→ PROBLEM DETAILS:
This task requires every entry to be set down again exactly.

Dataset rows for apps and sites
»»
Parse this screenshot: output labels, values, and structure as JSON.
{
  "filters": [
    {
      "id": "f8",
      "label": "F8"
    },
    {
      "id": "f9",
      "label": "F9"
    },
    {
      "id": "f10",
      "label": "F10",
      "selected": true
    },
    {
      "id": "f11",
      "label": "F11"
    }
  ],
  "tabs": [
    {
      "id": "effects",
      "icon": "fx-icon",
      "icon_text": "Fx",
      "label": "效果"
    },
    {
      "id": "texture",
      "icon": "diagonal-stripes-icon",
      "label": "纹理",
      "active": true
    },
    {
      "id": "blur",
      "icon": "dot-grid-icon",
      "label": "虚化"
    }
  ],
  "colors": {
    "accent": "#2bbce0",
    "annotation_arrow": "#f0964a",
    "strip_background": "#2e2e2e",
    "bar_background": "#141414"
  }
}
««
→ RESPONSE TO THE TASK:
Parse this screenshot: output labels, values, and structure as JSON.
{
  "filters": [
    {
      "id": "f8",
      "label": "F8"
    },
    {
      "id": "f9",
      "label": "F9"
    },
    {
      "id": "f10",
      "label": "F10",
      "selected": true
    },
    {
      "id": "f11",
      "label": "F11"
    }
  ],
  "tabs": [
    {
      "id": "effects",
      "icon": "fx-icon",
      "icon_text": "Fx",
      "label": "效果"
    },
    {
      "id": "texture",
      "icon": "diagonal-stripes-icon",
      "label": "纹理",
      "active": true
    },
    {
      "id": "blur",
      "icon": "dot-grid-icon",
      "label": "虚化"
    }
  ],
  "colors": {
    "accent": "#2bbce0",
    "annotation_arrow": "#f0964a",
    "strip_background": "#2e2e2e",
    "bar_background": "#141414"
  }
}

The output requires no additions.